Robin McLaurin Williams, 7/21/51 – 8/11/14 (Photo: Patch Adams, 1998 film)
Saying anything about the death of legendary comedian, actor and Chicago native, Robin Williams was a little difficult for me last night. I suppose enough time has past now, the sun is up on my end, eating breakfast, at work and starting my day. I’m still affected, but moving forward is our best and only option at this point. But I’m in the mood to reflect…
A few people have died this past week though…legendary action film director and producer Menahem Golan, actor J.J. Murphy who died four days into filming the new season of Game Of Thrones, mother and father who fell off a cliff in Spain while trying to take a vacation selfie as their children watched in horror…and even the hundreds and hundreds of deaths that have taken place between Gaza and Israel, and so on.
In reality, no single death really is more important than another. However, its the impact that really matters. Williams, young and into his 60’s, touched the lives of anyone who saw him and were compelled to laugh at his iconic brand of humor. He brought heartfelt drama, emotion, and compelling performances to his characters, funny or sad. His movies were contemplative, entertaining, fruitful and theraputic to humanity, and carried such a great deal of weight that was healing and wonderful.
What is more sad though, is that as electrifying as he was to the public, his suffering remained hidden, despite his known substance abuse and depression, and there will always be a certain extent of his suffering that we will never know about because we aren’t in the room. Only his family and closest friends may likely know of this on a much, much deeper scale.
It’s emotionally exhausting mourning so many people, when all the rest of us really want is for humanity to go on, live, prosper, make love and be happy. But tragedy strikes, and Williams‘ passing is one of those that hit the hardest at the core.
Williams understood people, loved his fans and cared about making people smile. That is the Robin Williams I know.
It’s the same Robin Williams that helped me get through high school when I endured my first and utmost horrible break-up in my late teens. (And high school already sucked…boy oh boy.) Hell, I almost met him when he premiered his 1997 movie, Flubber at my old high school – I couldn’t because I had to be on my way home.

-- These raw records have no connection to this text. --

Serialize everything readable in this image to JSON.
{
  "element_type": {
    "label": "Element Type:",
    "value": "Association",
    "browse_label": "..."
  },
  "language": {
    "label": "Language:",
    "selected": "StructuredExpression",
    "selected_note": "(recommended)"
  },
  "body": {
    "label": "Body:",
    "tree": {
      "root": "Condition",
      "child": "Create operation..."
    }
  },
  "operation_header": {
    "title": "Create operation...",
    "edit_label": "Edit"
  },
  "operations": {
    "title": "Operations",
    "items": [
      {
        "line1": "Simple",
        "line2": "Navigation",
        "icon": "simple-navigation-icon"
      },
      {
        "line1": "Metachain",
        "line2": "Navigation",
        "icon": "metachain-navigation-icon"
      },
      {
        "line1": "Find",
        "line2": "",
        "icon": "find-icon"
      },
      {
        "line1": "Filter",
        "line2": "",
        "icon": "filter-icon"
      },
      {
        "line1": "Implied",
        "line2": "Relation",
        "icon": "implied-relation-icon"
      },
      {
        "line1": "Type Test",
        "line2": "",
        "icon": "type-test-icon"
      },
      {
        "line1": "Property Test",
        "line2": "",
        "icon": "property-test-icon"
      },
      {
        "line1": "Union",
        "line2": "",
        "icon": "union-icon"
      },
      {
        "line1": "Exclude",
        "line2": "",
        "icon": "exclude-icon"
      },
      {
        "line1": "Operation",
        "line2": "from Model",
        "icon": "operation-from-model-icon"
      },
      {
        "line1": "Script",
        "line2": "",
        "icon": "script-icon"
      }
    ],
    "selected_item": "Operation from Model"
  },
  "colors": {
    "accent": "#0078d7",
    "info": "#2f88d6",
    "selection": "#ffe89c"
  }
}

It was a missed opportunity and one I regret a little more now that he’s gone. Although, even if I never got to meet him, the world felt less lonely knowing Williams was still around, bringing light into someone’s darkness. Only now, the sunrise doesn’t feel the same this morning.
Williams is gone, and like with most other similar situations, time will be our only band-aid until this scar heals.
The struggle is real. Depression is real. If you are dealing with this in any capacity, click here for help if it suits you. Either way, all I ask is that you not feel you are alone.
I had no one to hug last night when I couldn’t sleep because I was still processing all this in my mind and broken heart. It was an awful nightmare. But, I am glad I have this platform. This is my outlet, and if my thoughts matter to you here and inspire you a little more, then all the better. I certainly hope so.
Stay healthy, people.